“The one we just published — the focus of the scary things — we found about 200,000 infrastructure as a code template just totally unsecured,” she said. “And those are things that are very commonly used in the cloud environments because it makes it really easy for a DevOps team to spin an application and things in their cloud environment. The problem is there’s not a lot of security built into that initial rollout.”
So what should teams be doing to manage their cloud security? According to Miller-Osborn, companies need to make sure their software is patched and not left open to the internet. The trend is growing in concern and it’s a message that Miller-Osborn said is not getting across to security teams.
“Two things you absolutely should do is to have logging enabled, and the data should be encrypted, especially at rest,” Miller-Osborn said. “Those are best practices outside of cloud environments and they haven’t quite made the transition that needs to still happen in the cloud as well.”
One of the key strategies Unit 42 runs are Shodan scans, a search engine for finding specific devices and device types that exist online. Miller-Osborn advised that if companies have in-house IT teams, it’s a simple precaution they can take to protect themselves. However, if companies don’t employ their own IT professionals, it’s time to call service providers like Palo Alto Networks.

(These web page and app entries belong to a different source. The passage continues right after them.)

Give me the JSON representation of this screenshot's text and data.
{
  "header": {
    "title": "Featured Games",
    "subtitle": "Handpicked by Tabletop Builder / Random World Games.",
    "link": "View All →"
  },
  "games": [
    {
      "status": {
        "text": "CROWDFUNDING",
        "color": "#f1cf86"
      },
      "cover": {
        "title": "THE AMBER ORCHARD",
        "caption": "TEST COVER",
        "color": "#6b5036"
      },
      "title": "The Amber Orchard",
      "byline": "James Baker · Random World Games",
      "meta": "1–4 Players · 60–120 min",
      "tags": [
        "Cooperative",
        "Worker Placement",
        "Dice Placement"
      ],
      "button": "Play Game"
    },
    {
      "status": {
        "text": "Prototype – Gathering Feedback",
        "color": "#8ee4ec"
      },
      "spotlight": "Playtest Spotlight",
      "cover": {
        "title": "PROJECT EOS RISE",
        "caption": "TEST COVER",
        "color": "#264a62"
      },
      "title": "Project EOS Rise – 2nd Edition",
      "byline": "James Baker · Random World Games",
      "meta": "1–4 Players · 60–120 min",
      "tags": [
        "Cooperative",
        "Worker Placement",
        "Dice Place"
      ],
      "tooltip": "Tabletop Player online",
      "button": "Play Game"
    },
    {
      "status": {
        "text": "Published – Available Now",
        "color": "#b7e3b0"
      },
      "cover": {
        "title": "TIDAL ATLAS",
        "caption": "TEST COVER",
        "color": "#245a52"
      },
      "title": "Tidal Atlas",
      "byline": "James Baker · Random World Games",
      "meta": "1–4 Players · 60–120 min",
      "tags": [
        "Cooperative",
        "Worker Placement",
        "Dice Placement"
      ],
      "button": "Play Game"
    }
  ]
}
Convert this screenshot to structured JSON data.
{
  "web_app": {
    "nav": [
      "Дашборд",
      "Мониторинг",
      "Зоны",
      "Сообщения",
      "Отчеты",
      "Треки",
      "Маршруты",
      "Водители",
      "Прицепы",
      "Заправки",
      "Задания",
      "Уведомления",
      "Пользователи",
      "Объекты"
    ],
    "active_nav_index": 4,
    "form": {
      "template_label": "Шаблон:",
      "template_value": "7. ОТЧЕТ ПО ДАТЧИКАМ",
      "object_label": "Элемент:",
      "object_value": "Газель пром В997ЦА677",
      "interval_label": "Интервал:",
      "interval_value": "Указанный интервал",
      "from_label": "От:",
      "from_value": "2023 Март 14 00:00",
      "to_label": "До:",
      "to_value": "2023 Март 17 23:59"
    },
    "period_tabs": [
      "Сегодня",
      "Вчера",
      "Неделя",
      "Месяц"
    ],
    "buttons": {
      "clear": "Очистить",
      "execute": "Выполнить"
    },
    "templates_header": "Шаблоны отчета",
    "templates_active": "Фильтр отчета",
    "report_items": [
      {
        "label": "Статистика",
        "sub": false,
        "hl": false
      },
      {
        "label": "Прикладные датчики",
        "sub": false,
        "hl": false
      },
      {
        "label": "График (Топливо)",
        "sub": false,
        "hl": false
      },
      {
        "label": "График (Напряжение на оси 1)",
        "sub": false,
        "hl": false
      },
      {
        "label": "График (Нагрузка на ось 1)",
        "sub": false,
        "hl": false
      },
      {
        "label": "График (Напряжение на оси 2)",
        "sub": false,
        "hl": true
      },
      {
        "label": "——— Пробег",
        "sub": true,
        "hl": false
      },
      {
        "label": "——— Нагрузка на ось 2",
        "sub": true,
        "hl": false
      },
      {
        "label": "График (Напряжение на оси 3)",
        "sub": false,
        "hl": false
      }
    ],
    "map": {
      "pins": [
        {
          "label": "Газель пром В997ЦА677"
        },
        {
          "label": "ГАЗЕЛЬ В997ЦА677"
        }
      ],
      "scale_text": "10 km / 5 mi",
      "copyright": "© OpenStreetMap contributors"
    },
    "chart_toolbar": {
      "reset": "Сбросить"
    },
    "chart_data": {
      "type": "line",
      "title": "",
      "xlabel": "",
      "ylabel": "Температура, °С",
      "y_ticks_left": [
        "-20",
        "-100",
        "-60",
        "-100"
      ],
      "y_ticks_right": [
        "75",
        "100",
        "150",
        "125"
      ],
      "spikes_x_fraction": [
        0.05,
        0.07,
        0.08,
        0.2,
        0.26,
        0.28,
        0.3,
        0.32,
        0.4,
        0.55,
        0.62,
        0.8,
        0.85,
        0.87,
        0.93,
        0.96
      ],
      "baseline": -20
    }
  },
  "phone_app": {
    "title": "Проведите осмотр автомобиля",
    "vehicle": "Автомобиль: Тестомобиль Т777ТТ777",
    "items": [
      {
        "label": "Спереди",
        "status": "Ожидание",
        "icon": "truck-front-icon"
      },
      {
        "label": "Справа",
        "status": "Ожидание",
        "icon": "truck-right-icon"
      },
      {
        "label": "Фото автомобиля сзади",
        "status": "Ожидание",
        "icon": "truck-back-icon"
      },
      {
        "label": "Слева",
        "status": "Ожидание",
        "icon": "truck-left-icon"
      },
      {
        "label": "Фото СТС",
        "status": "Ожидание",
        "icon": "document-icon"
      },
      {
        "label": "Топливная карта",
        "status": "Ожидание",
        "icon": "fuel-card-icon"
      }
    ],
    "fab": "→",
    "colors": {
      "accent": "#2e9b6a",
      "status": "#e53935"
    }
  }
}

“A big reason why we publish our threat research is that we want it to be as broadly useful and help as many people as possible,” she said. “We’ve taken that data and how you use it in protections, that’s what we view as the secret sauce. The knowledge of it itself isn’t what will keep you safe. Understanding and then being able to apply defenses against it will.”
While Unit 42 serves to educate and empower those with the knowledge they would not receive elsewhere, Miller-Osborn stated their periodicals are not without foolproof. She even admitted that attackers often use Unit 42’s findings to discover alternative methods of attack.
“One of the downsides to publishing threat intel publicly is that it makes it easier for attackers to adapt some of those tactics, or sort of try to pretend they’re someone that they’re not,” Miller–Osborn said. “Confirmation bias is something we as researchers have to be very, very careful with.”
One of the biggest trends in cyber attacks remains crypto-jacking and crypto mining, an emerging form of malware that hides on your device and steals computing resources in order to mine for valuable online currencies such as bitcoin or monero. It’s a trend Miller-Osborn and her team have been monitoring closely.
“We’re seeing more-and-more [attackers] starting to use public source tools, which is common,” she said. “And in a lot of ways, they start adopting it because it makes it harder to differentiate between campaigns. Some of the groups that we track that trend toward custom malware and writing their own, they’re still largely focused on that, but we’re seeing more and more in some spaces where they’re getting into the free tools.”
As cyber-attacks evolve and become more in-depth and harder to identify, Miller-Osborn reminded listeners that companies can refer to Unit 42’s website for more information on tips and tricks to prevent attackers from infiltrating their networks.